If the ballot question passes and the adjustment requirement is removed from the Kansas Constitution, many Kansas counties without a college institution will lose 2-5% of their official population. Nearly 80% of the adjustment gains come from Riley and Douglas counties – Kansas State University and Kansas University, which would gain approximately 23,000 residents. These two counties would effectively gain an entire seat in the House of Representatives, and about two-fifths of a Senate seat. Other counties with colleges would see an increase, as well.

Why is the adjustment removal being proposed?

The reason for wanting to remove the adjustment can probably be boiled down to two things – time and money.
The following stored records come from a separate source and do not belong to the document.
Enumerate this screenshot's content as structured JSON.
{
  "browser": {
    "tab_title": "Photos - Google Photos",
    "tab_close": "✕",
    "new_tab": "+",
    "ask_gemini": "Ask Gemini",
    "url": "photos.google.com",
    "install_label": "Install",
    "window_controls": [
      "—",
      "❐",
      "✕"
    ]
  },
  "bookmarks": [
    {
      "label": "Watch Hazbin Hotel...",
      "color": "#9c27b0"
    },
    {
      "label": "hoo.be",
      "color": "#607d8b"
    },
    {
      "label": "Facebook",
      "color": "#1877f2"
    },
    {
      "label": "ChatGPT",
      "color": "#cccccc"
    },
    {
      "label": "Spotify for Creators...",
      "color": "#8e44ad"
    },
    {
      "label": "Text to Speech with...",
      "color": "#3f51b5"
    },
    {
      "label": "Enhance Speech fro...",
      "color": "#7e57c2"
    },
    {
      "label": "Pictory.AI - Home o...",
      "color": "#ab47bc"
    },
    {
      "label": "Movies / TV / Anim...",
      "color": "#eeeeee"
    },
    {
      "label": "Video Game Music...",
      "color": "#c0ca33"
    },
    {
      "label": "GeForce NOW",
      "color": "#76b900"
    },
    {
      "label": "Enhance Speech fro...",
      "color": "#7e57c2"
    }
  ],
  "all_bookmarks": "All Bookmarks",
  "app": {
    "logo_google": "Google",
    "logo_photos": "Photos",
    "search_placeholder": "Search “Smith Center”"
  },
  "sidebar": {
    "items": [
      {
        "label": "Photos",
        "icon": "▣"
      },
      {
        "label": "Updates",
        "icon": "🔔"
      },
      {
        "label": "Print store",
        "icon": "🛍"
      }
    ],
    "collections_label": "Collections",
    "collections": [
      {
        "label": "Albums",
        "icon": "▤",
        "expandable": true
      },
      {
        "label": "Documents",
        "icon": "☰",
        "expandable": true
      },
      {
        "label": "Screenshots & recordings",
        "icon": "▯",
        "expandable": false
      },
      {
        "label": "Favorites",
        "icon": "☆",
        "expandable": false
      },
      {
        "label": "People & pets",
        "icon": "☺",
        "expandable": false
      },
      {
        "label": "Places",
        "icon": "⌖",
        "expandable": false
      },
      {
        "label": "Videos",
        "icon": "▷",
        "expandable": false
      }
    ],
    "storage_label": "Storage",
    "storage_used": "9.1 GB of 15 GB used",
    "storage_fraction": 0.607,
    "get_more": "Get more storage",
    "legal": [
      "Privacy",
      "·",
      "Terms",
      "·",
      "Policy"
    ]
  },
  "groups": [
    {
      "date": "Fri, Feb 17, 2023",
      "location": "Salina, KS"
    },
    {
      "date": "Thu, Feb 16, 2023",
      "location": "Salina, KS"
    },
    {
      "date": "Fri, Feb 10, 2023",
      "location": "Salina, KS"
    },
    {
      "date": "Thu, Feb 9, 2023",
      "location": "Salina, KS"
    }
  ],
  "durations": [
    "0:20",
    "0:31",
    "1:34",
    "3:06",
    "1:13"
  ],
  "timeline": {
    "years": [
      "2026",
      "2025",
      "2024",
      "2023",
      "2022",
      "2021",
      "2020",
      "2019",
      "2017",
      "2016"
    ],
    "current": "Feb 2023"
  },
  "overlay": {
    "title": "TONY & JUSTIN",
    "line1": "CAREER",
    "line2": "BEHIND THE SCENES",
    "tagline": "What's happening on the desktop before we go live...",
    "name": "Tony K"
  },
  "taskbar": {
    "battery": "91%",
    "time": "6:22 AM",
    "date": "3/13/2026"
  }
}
No doubt the entire department looks forward to this process like they would multiple root canals, but is it still important enough to continue?
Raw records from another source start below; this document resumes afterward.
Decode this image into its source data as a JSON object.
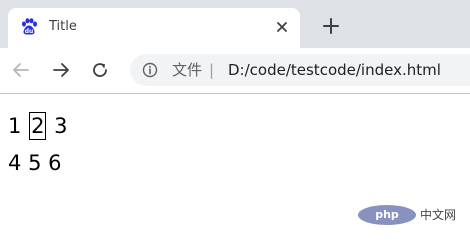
{
  "tab": {
    "title": "Title",
    "favicon": "baidu-paw-icon"
  },
  "toolbar": {
    "icons": {
      "back": "arrow-left-icon",
      "forward": "arrow-right-icon",
      "reload": "reload-icon",
      "info": "info-icon",
      "close": "close-icon",
      "new_tab": "plus-icon"
    }
  },
  "omnibox": {
    "scheme_label": "文件",
    "separator": "|",
    "url": "D:/code/testcode/index.html"
  },
  "page": {
    "rows": [
      [
        "1",
        "2",
        "3"
      ],
      [
        "4",
        "5",
        "6"
      ]
    ],
    "boxed_item": "2"
  },
  "watermark": {
    "logo": "php",
    "text": "中文网"
  },
  "colors": {
    "tabstrip": "#dee1e6",
    "omnibox": "#f1f3f4",
    "favicon": "#2932e1",
    "watermark_logo": "#8892bf"
  }
}
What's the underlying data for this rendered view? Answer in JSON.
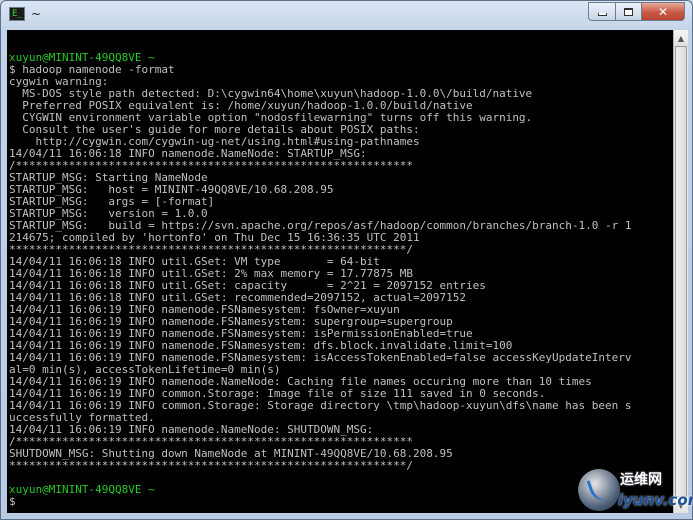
{
  "window": {
    "title": "~",
    "app_icon": "cygwin-terminal-icon",
    "app_icon_glyph": "E_",
    "minimize_icon": "minimize-icon",
    "maximize_icon": "maximize-icon",
    "close_icon": "close-icon",
    "close_glyph": "✕"
  },
  "terminal": {
    "lines": [
      {
        "text": "",
        "color": "default"
      },
      {
        "text": "xuyun@MININT-49QQ8VE ~",
        "color": "green"
      },
      {
        "text": "$ hadoop namenode -format",
        "color": "default"
      },
      {
        "text": "cygwin warning:",
        "color": "default"
      },
      {
        "text": "  MS-DOS style path detected: D:\\cygwin64\\home\\xuyun\\hadoop-1.0.0\\/build/native",
        "color": "default"
      },
      {
        "text": "  Preferred POSIX equivalent is: /home/xuyun/hadoop-1.0.0/build/native",
        "color": "default"
      },
      {
        "text": "  CYGWIN environment variable option \"nodosfilewarning\" turns off this warning.",
        "color": "default"
      },
      {
        "text": "  Consult the user's guide for more details about POSIX paths:",
        "color": "default"
      },
      {
        "text": "    http://cygwin.com/cygwin-ug-net/using.html#using-pathnames",
        "color": "default"
      },
      {
        "text": "14/04/11 16:06:18 INFO namenode.NameNode: STARTUP_MSG:",
        "color": "default"
      },
      {
        "text": "/************************************************************",
        "color": "default"
      },
      {
        "text": "STARTUP_MSG: Starting NameNode",
        "color": "default"
      },
      {
        "text": "STARTUP_MSG:   host = MININT-49QQ8VE/10.68.208.95",
        "color": "default"
      },
      {
        "text": "STARTUP_MSG:   args = [-format]",
        "color": "default"
      },
      {
        "text": "STARTUP_MSG:   version = 1.0.0",
        "color": "default"
      },
      {
        "text": "STARTUP_MSG:   build = https://svn.apache.org/repos/asf/hadoop/common/branches/branch-1.0 -r 1",
        "color": "default"
      },
      {
        "text": "214675; compiled by 'hortonfo' on Thu Dec 15 16:36:35 UTC 2011",
        "color": "default"
      },
      {
        "text": "************************************************************/",
        "color": "default"
      },
      {
        "text": "14/04/11 16:06:18 INFO util.GSet: VM type       = 64-bit",
        "color": "default"
      },
      {
        "text": "14/04/11 16:06:18 INFO util.GSet: 2% max memory = 17.77875 MB",
        "color": "default"
      },
      {
        "text": "14/04/11 16:06:18 INFO util.GSet: capacity      = 2^21 = 2097152 entries",
        "color": "default"
      },
      {
        "text": "14/04/11 16:06:18 INFO util.GSet: recommended=2097152, actual=2097152",
        "color": "default"
      },
      {
        "text": "14/04/11 16:06:19 INFO namenode.FSNamesystem: fsOwner=xuyun",
        "color": "default"
      },
      {
        "text": "14/04/11 16:06:19 INFO namenode.FSNamesystem: supergroup=supergroup",
        "color": "default"
      },
      {
        "text": "14/04/11 16:06:19 INFO namenode.FSNamesystem: isPermissionEnabled=true",
        "color": "default"
      },
      {
        "text": "14/04/11 16:06:19 INFO namenode.FSNamesystem: dfs.block.invalidate.limit=100",
        "color": "default"
      },
      {
        "text": "14/04/11 16:06:19 INFO namenode.FSNamesystem: isAccessTokenEnabled=false accessKeyUpdateInterv",
        "color": "default"
      },
      {
        "text": "al=0 min(s), accessTokenLifetime=0 min(s)",
        "color": "default"
      },
      {
        "text": "14/04/11 16:06:19 INFO namenode.NameNode: Caching file names occuring more than 10 times",
        "color": "default"
      },
      {
        "text": "14/04/11 16:06:19 INFO common.Storage: Image file of size 111 saved in 0 seconds.",
        "color": "default"
      },
      {
        "text": "14/04/11 16:06:19 INFO common.Storage: Storage directory \\tmp\\hadoop-xuyun\\dfs\\name has been s",
        "color": "default"
      },
      {
        "text": "uccessfully formatted.",
        "color": "default"
      },
      {
        "text": "14/04/11 16:06:19 INFO namenode.NameNode: SHUTDOWN_MSG:",
        "color": "default"
      },
      {
        "text": "/************************************************************",
        "color": "default"
      },
      {
        "text": "SHUTDOWN_MSG: Shutting down NameNode at MININT-49QQ8VE/10.68.208.95",
        "color": "default"
      },
      {
        "text": "************************************************************/",
        "color": "default"
      },
      {
        "text": "",
        "color": "default"
      },
      {
        "text": "xuyun@MININT-49QQ8VE ~",
        "color": "green"
      },
      {
        "text": "$",
        "color": "default"
      }
    ]
  },
  "watermark": {
    "line1": "运维网",
    "line2": "iyunv.com"
  },
  "colors": {
    "terminal_bg": "#000000",
    "terminal_fg": "#c0c0c0",
    "prompt_green": "#26c826"
  }
}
Let's look at some facts.

Yes, the adjustment certainly takes time and money. In 2010, nearly 120,000 individuals out of our state population of 3 million needed clarification on their permanent residency. Over 70,000 of those did not need adjusted – in other words they opted to have their permanent residence recorded where they were counted. (Many military fall into this category.) More than 42,000 required an adjustment for their permanent home, and about 6,000 had unresolved phone/address problems and could not be contacted.

Information from the KSOS claims the adjustment only impacted 13,000 people. I assume that number comes from the 2010 report that subtracted 13,836 people completely – meaning they stated their permanent residence was somewhere outside the state of Kansas. (Most of which were college students.) Subtract that number from the total adjusted, and there were over 28,000 residents of Kansas directly affected by the adjustment.

Last February, the KSOS estimated the cost of the adjustment to be approximately $834,000. However, the 2010 total project cost was under $200,000 and that included the salary of existing staff that worked on the project, which accounted for $77,731 of the total reported cost. This expense also occurs only once every 10 years.

Is that enough people to matter? Is the monetary savings worth it?

That's the exact question each of us must decide before we vote this November!

Some proponents claim the adjustment is antiquated, but I would say it is more about accuracy in your representation in the Capitol. If you feel that removing the adjustment and counting students where they attend college is an accurate representation of the state, you should vote in favor. If you feel college students should be counted at the place they consider their permanent residence, you should vote no on your ballot.

*The full 2010 Census Adjustment Report can be found online at:

Adam W. Smith
State Representative, 120th District